● **WORK TASK**
Copy each line in the data below that contains the word "screenshot".

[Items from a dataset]
● ● ● ● ● ● ●
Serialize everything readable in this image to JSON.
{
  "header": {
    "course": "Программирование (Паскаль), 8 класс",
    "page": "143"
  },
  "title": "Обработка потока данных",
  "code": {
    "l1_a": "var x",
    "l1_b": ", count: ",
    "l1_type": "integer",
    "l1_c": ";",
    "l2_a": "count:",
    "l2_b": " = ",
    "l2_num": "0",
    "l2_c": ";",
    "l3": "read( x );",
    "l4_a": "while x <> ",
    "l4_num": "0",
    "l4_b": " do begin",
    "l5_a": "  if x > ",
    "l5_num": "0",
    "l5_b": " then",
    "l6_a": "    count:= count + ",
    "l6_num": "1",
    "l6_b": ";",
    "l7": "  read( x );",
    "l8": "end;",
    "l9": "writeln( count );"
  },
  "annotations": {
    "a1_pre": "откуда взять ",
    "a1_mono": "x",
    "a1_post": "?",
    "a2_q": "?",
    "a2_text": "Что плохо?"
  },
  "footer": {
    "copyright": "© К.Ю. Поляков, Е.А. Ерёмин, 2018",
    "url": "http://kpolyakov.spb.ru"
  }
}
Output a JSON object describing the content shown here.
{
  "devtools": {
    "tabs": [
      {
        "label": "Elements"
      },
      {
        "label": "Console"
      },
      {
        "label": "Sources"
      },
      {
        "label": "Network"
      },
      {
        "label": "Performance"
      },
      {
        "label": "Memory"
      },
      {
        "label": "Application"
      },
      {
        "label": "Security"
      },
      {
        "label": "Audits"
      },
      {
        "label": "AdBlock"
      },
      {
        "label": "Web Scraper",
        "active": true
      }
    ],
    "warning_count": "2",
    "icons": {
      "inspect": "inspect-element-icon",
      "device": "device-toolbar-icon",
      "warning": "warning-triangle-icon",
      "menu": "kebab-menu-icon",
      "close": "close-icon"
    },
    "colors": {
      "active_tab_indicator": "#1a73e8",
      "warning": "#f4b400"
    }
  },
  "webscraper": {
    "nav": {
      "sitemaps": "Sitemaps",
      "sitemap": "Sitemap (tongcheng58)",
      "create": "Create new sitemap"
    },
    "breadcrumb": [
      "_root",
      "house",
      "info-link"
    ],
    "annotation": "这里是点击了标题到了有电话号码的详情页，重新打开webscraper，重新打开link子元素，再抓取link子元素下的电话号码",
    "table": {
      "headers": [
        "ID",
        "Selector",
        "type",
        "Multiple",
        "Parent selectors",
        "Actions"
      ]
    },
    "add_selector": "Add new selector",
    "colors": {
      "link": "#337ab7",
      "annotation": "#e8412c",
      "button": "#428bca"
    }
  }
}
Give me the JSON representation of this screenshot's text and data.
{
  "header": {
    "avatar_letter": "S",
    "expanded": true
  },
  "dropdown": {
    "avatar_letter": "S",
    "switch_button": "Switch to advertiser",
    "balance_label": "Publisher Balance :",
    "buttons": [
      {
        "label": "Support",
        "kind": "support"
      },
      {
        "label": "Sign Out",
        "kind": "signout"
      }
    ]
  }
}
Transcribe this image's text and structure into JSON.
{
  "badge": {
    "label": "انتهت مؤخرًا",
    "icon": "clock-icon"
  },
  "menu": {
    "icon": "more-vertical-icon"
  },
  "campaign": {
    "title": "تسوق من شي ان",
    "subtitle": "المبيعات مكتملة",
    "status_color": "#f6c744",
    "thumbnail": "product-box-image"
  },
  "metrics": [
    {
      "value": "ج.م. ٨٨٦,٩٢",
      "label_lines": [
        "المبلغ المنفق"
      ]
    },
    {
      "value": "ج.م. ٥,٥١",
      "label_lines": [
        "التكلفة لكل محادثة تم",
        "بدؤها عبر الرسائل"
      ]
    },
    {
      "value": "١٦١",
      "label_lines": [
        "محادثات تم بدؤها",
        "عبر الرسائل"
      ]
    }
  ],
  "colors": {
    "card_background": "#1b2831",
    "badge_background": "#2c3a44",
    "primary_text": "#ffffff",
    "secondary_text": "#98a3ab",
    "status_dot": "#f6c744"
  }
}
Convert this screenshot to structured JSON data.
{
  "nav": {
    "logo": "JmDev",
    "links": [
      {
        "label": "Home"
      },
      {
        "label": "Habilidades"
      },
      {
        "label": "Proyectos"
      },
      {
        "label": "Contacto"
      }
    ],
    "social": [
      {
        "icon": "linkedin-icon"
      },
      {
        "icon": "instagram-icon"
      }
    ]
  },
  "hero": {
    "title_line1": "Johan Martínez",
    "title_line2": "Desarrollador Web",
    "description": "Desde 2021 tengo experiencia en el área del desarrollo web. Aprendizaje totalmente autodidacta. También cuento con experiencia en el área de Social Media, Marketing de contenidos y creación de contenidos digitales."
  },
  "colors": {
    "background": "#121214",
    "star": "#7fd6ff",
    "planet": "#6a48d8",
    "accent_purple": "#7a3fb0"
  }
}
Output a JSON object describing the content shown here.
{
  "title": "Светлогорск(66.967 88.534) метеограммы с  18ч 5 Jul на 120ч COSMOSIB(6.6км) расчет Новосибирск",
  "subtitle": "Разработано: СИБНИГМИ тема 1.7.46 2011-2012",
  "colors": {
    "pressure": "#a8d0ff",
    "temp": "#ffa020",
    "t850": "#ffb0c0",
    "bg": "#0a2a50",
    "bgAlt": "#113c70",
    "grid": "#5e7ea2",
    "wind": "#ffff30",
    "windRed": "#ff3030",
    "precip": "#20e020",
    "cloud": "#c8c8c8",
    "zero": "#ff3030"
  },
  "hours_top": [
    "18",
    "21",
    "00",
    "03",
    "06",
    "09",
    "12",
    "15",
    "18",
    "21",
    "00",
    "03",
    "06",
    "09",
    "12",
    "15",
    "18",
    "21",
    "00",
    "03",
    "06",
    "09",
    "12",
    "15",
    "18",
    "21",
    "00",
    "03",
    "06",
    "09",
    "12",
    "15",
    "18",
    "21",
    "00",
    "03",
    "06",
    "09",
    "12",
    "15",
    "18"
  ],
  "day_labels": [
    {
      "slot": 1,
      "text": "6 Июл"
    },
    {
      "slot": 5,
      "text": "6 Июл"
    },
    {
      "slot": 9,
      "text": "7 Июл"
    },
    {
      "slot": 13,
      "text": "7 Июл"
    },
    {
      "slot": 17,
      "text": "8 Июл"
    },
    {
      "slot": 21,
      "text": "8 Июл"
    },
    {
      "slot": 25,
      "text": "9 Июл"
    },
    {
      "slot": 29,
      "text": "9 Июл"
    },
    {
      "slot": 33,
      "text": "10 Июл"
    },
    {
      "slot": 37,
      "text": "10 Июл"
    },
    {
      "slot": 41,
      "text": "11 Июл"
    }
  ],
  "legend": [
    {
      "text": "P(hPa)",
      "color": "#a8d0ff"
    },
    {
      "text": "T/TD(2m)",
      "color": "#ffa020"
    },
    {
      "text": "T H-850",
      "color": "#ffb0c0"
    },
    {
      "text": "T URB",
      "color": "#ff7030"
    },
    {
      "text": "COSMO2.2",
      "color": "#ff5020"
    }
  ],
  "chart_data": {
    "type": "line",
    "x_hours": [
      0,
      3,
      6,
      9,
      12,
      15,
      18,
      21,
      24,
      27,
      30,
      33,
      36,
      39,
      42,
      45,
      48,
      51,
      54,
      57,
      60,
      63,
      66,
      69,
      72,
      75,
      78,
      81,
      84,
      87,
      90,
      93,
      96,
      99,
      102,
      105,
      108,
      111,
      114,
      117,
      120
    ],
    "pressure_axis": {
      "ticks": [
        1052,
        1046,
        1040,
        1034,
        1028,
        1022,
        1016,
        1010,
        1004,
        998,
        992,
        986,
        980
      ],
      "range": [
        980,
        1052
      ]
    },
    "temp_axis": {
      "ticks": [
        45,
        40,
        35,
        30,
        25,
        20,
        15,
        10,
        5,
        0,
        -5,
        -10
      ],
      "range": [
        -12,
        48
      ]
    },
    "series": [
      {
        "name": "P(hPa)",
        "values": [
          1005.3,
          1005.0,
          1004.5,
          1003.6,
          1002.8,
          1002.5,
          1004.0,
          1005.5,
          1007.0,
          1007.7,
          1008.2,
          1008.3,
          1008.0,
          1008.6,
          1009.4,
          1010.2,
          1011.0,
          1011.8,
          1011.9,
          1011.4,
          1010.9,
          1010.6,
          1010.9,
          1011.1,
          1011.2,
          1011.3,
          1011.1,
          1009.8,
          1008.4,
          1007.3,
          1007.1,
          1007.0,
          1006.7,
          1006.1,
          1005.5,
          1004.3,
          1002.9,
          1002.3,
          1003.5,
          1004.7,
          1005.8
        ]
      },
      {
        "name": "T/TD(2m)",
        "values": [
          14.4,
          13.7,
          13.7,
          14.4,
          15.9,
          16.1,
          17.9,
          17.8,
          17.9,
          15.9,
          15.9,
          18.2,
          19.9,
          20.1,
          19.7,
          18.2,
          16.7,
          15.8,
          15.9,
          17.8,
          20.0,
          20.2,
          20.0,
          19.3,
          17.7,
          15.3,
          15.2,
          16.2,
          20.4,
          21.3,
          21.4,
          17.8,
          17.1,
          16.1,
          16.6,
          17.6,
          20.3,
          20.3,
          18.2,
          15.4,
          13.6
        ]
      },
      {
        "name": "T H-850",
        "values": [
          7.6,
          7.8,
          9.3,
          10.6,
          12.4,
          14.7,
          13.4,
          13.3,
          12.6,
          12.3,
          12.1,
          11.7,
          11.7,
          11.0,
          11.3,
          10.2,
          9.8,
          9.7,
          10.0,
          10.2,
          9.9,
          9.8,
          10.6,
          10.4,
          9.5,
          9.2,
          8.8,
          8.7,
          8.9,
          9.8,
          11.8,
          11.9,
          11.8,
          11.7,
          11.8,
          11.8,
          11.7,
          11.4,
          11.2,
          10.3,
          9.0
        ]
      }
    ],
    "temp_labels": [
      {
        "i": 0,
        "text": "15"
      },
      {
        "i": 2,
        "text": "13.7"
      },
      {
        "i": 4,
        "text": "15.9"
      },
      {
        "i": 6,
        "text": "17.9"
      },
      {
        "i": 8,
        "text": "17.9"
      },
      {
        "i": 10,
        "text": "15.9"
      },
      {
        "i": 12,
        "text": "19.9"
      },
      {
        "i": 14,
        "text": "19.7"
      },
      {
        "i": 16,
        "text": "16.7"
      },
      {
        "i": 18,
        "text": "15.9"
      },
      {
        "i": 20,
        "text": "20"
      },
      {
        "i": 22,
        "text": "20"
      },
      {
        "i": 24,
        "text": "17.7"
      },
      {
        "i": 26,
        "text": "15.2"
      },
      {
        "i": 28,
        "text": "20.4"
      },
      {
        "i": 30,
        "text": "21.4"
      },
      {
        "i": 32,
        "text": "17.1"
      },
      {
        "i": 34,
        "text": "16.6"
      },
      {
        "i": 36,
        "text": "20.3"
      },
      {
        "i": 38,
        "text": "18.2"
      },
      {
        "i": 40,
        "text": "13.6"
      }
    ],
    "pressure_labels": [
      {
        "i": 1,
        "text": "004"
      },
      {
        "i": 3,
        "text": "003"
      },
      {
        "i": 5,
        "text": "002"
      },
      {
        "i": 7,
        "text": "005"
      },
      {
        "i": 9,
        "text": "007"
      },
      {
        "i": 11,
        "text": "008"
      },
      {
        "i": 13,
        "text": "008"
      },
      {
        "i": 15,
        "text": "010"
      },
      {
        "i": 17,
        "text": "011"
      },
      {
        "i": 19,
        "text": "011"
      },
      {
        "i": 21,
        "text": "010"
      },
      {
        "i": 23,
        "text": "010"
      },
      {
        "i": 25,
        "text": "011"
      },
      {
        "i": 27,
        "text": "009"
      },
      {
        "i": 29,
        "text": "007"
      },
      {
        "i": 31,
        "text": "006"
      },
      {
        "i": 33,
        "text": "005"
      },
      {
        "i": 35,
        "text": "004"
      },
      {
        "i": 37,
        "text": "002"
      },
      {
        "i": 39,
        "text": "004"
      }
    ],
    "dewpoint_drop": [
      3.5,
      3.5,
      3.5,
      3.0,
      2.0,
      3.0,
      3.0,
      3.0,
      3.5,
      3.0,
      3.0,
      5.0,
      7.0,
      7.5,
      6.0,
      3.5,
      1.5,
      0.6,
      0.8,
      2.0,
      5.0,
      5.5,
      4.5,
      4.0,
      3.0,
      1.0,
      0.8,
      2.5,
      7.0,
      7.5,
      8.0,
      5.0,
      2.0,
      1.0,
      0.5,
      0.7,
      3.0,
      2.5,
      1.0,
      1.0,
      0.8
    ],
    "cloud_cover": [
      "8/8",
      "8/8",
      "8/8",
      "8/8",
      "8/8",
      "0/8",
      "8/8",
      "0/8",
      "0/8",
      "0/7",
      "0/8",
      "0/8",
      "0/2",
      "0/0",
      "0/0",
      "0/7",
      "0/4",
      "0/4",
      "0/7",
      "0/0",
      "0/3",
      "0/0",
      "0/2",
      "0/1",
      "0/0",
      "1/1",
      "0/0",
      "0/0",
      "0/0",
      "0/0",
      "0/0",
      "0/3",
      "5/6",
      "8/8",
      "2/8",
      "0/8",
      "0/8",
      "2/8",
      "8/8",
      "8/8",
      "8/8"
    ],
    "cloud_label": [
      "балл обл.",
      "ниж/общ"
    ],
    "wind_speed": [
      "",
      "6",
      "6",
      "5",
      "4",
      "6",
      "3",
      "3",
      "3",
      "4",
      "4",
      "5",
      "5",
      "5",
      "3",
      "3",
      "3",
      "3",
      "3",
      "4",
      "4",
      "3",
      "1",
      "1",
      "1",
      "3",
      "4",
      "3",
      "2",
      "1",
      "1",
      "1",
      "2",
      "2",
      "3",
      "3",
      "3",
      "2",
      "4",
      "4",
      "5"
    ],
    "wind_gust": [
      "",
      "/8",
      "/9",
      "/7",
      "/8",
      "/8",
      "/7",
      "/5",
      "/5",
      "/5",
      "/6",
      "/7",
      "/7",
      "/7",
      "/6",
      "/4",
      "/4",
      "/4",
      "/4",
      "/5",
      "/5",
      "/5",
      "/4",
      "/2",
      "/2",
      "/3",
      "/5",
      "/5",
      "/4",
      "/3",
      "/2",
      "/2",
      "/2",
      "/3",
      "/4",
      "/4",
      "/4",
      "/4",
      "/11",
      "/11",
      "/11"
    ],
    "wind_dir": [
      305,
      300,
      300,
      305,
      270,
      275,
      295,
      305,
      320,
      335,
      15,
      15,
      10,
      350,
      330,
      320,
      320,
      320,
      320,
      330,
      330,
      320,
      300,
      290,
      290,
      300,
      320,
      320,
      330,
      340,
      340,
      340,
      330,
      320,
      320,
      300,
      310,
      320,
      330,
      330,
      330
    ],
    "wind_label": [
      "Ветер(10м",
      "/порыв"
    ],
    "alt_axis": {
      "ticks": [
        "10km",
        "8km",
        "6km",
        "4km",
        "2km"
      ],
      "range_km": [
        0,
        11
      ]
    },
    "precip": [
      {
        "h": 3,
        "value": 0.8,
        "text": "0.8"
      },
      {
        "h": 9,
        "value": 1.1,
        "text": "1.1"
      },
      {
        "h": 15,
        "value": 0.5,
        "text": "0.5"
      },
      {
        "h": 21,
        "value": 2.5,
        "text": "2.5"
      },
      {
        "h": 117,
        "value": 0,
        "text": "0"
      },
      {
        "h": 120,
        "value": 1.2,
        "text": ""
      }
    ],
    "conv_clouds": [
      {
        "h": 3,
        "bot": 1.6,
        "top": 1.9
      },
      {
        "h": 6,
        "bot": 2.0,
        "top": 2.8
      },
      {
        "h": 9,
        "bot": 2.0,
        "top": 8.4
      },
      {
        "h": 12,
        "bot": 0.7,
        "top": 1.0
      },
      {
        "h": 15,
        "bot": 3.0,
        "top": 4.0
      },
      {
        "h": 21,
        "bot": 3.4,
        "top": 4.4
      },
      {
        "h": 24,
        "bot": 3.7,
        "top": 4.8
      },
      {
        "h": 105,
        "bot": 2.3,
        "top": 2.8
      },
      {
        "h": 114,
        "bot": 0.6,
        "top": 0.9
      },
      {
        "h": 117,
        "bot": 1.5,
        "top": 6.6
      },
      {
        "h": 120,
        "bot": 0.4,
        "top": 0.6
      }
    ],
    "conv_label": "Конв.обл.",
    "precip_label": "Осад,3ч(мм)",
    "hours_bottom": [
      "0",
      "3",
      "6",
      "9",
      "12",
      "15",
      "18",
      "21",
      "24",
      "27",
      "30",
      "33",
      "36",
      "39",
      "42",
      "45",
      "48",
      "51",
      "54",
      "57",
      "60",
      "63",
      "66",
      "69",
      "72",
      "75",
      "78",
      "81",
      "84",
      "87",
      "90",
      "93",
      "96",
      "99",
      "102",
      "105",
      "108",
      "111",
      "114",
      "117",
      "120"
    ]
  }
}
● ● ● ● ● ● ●
● **ANSWER SPACE**
Give me the JSON representation of this screenshot's text and data.
Convert this screenshot to structured JSON data.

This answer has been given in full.